If David seeks fidelity to the rule by incorporating its words and phrases in his commentary, John of Wales claims not to have modified or changing "any of its sacred words" (224). Disingenuously, he limits himself to explaining for young men what the words mean (218)--but that is, after all, what glossing is. His is very much a scholastic work and begins with a standard biblical proem, replete with learned patristic quotations on the meaning of the word "rule" and the formative powers of the Franciscan "Rule." Unusually, John of Wales, also cites and quotes the eleventh century grammarian, Papias, and many ancient authors. Since John aims to focus on the words, it is perhaps not surprising that he should make a dictionary his starting point.

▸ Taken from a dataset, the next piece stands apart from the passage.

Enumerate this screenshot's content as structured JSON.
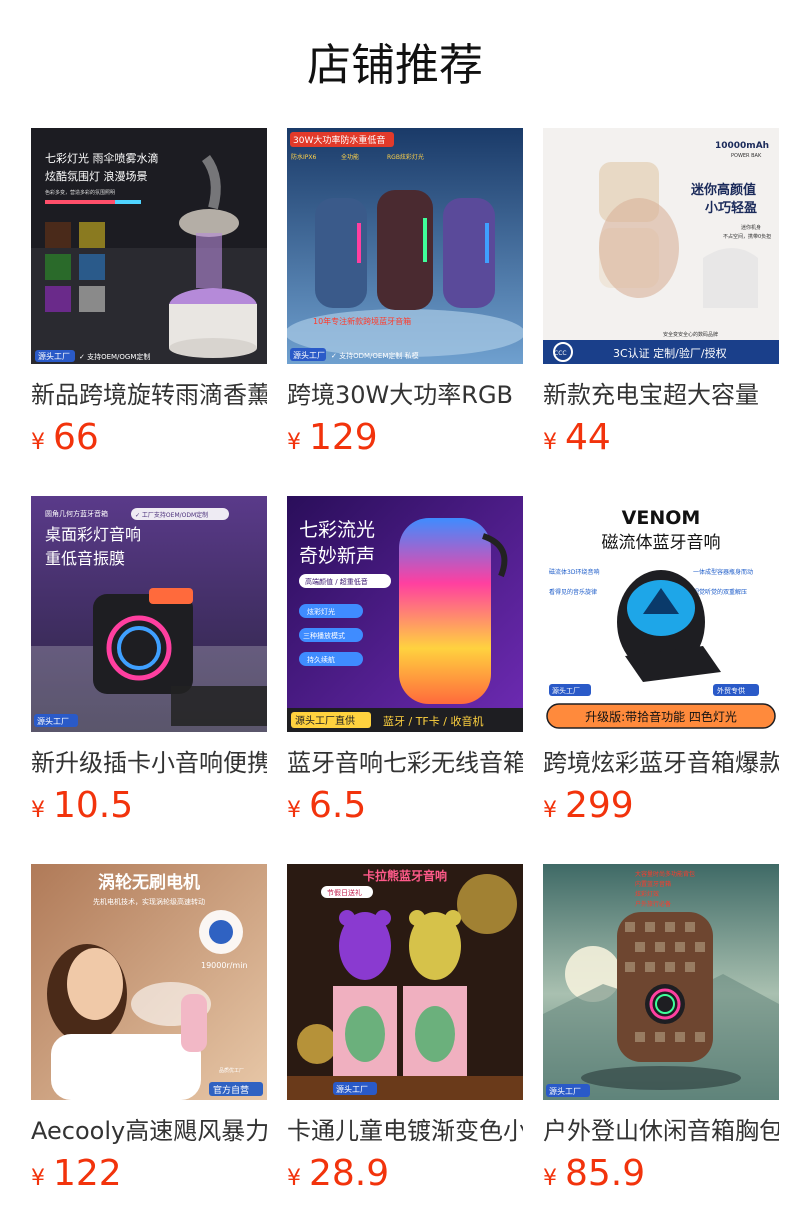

But this focus on the words often leads to digression. Take, for example, his discussion of Francis insistence on those who were sent to preach to the Saracens should be approved by their ministers. Most of the commentary is a collage of quotations on the pointlessness of travel. Thus Horace: "Those who cross the sea change only their climate not their minds; Seneca: Change your mind, not your site," and so on (261). Occasionally, John's quotations seem to contradict each other, as when he describes prayer as an intellectual act and a fitting request, but also as the "bitter moans" of compunction (257).
John is insightful, too. He points out that Francis only commanded three things: poverty, obedience, and keeping away from women's convents (257). John has correctly noted where Francis puts emphasis, though few would agree that the third was as important as the first two. Indeed, what's more striking is John's expression of a common medieval assumption--namely, that it is women's, not men's, lust that is most to be feared. He quotes an authority blaming King David's sexual misconduct on Bathsheba (259).
Finally, like the other commentator's John tells us much about the state of the Order in his time. Gone was any sense that Franciscans should engage in manual labor. Rather the works John mentions are the study of scripture, the preaching of the gospel, the service of charity, and the business of the Order (240). Poverty was still prized, however. And John laments those who seek to escape it; they want no hunger in the rectory, no cold in the dormitory, no scarcity of books in the study, no cramped living quarters (244). Like David, John ends on a note of humility, asking readers to correct his deficiencies (263).
The introductions to each commentary are very helpful and the translations are good enough. The Flood translations are considerably better than those by Nickles. The Nickles translation is occasionally unclear or infelicitous. Infelicitous, as, for example, as when per originem is translated as "genetically," though "from its origins" would have been less likely to mislead. For Flood this work is a devotional as well as a scholarly work, and, so, we find throughout signs of his own commitment to distributive justice and humility; he himself, for example, never claims credit for the translations. Best of all, Flood's acknowledgement of the work of other scholars is as generous as his reluctance to claim credit for his own contributions is marked.